To be successful, a firm must possess one or more competitive advantages that it can leverage in the market in order to meet its objectives. A competitive advantage is something that the firm does better than its competitors that gives it an edge in serving customers’ needs and/or maintaining mutually satisfying relationships with important stakeholders. Competitive advantages are critical because they set the tone, or strategic focus, of the entire marketing program. When these advantages are tied to market opportunities, the firm can offer customers a compelling reason to buy their products. Without a competitive advantage, the firm and its products are likely to be just one more offering among a sea of commoditized products.
Apple, for example, has been quite successful in leveraging innovation and the customer experience to maintain a sizable competitive advantage in computers, portable music players, and music and movie distribution. A typical Mac computer costs substantially more than a comparable PC running Windows. However, Apple bundles multimedia software and a top-rated user experience into the mix. As a result, Apple computers continue to command a price premium, where most PC manufacturers engage in price wars.
In Chapter 5, we discuss the process of developing competitive advantages and establishing a strategic focus for the marketing program. We also address the role of SWOT analysis as a means of tying the firm’s strengths or internal capabilities to market opportunities. Further, we discuss the importance of developing goals and objectives. Having good goals and objectives is vital because these become the basis for measuring the success of the entire marketing program. For example, Hampton Inn has a goal of 100 percent customer satisfaction. Customers do not have to pay for their stay if they are not completely satisfied.22 Goals like these are not only useful in setting milestones for evaluating marketing performance; they also motivate managers and employees. This can be especially true when marketing goals or objectives help to drive employee evaluation and compensation programs.
Marketing Strategy Decisions
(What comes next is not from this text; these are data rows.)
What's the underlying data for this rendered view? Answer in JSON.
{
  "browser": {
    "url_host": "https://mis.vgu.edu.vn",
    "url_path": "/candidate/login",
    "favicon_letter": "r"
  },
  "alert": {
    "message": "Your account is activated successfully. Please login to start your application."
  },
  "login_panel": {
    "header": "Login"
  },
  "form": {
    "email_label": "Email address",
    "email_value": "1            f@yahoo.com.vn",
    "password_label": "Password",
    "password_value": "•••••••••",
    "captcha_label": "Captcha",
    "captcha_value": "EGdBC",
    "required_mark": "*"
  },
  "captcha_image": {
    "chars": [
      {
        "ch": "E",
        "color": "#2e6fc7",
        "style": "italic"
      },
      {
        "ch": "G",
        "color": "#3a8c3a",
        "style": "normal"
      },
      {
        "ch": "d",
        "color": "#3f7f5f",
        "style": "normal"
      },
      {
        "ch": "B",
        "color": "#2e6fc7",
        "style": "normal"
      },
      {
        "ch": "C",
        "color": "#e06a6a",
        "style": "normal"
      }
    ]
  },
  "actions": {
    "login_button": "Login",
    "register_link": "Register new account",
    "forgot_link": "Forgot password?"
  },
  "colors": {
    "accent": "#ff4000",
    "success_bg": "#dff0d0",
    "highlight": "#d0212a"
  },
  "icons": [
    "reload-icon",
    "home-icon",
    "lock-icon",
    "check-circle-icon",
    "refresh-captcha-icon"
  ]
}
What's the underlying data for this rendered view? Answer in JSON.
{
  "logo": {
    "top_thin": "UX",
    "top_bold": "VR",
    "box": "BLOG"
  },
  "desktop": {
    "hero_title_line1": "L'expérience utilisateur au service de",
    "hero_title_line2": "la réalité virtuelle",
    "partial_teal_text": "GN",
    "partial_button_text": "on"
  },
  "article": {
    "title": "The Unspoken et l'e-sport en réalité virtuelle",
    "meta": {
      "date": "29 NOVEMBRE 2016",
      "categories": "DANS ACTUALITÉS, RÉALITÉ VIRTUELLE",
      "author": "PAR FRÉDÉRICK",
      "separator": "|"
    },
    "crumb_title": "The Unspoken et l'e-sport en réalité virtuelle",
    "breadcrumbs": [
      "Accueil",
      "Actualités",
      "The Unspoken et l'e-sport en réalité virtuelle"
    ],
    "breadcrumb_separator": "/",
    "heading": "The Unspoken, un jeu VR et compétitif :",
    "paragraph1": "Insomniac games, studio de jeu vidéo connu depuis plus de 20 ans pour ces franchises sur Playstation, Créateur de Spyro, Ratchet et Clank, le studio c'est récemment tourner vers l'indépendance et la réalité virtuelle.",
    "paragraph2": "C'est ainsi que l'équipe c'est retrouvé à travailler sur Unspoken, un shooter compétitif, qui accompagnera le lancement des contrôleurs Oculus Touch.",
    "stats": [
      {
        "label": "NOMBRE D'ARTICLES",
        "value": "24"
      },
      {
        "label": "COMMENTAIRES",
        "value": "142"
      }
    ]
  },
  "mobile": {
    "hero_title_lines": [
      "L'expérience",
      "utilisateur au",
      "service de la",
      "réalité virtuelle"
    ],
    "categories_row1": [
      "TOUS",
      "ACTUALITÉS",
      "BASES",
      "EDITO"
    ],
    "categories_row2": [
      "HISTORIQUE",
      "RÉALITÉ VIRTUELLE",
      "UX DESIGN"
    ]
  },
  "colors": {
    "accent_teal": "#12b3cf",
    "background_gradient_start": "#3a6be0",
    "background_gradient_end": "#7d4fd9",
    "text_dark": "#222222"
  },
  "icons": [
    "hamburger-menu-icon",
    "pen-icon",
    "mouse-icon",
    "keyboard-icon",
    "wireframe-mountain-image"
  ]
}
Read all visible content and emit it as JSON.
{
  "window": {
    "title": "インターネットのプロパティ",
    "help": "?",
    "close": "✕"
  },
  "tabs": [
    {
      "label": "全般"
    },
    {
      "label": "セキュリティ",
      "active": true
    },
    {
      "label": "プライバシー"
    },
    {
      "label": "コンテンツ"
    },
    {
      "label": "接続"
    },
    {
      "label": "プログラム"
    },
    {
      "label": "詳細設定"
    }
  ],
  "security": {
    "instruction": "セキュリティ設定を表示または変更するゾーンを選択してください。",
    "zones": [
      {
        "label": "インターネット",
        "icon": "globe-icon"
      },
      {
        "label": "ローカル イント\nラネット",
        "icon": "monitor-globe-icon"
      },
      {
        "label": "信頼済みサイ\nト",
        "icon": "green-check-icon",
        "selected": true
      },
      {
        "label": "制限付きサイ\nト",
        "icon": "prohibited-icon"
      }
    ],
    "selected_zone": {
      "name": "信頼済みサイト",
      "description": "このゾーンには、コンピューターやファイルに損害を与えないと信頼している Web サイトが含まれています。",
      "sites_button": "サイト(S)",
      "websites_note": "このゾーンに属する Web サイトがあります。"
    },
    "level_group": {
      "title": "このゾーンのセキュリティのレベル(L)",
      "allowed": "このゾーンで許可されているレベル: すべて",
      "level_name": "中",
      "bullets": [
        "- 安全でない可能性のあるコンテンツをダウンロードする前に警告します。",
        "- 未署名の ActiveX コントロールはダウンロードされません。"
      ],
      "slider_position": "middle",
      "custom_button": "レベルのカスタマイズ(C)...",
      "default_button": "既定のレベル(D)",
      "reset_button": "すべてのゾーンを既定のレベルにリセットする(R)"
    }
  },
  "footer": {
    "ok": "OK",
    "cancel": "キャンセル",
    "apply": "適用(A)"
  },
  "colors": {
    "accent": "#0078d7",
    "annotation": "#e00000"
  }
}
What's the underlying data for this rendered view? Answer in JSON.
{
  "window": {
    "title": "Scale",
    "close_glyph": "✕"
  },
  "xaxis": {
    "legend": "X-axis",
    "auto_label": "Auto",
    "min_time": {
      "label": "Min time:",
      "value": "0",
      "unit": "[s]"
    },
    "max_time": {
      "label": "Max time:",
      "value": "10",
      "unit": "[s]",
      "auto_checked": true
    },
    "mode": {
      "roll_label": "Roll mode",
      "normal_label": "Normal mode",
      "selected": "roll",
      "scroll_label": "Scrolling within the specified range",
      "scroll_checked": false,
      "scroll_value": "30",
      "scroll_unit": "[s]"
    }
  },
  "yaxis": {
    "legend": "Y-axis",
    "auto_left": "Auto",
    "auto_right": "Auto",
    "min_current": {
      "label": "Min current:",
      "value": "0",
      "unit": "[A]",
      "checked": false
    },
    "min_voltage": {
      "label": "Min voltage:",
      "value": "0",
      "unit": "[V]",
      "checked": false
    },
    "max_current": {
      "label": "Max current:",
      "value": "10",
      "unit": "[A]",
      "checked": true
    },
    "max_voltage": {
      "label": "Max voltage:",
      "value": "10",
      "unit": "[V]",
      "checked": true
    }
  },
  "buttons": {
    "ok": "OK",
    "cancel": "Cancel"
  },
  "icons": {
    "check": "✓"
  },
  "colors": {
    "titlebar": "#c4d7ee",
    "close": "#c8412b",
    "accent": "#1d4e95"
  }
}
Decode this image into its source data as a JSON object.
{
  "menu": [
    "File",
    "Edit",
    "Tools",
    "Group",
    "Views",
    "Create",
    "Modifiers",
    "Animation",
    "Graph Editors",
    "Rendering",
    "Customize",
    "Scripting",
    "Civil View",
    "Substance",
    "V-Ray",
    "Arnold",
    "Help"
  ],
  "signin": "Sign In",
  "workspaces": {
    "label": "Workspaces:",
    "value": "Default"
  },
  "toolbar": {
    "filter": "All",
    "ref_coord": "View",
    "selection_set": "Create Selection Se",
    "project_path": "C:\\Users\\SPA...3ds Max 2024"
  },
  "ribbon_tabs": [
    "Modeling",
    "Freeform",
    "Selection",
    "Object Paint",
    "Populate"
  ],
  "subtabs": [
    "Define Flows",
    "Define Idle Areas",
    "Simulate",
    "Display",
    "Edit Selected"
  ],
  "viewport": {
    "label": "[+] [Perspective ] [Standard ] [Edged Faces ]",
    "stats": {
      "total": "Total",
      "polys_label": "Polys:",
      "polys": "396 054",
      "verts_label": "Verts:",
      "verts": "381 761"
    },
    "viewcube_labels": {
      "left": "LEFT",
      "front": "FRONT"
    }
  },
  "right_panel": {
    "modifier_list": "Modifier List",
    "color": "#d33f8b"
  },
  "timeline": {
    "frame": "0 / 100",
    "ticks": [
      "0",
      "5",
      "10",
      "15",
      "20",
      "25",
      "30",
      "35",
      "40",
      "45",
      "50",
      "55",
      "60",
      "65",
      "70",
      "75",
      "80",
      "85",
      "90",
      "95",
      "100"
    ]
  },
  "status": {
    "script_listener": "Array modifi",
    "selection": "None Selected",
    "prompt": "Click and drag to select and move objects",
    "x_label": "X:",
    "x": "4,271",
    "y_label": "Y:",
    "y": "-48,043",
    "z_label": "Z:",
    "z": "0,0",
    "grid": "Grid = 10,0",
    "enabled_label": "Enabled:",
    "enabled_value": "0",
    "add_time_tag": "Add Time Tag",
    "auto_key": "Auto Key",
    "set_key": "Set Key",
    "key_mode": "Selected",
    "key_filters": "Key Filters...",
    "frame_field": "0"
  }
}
An organization’s marketing strategy describes how the firm will fulfill the needs and wants of its customers. It can also include activities associated with maintaining relationships with other stakeholders, such as employees or supply chain partners. Stated another way, marketing strategy is a plan for how the organization will use its strengths and capabilities to match the needs and requirements of the market. A marketing strategy can be composed of one or more marketing programs; each program consists of two elements—a target market or markets and a marketing mix (sometimes known as the four Ps of product, price, place, and promotion). To develop a marketing strategy, an organization must select the right combination of target market(s) and marketing mix(es) in order to create distinct competitive advantages over its rivals.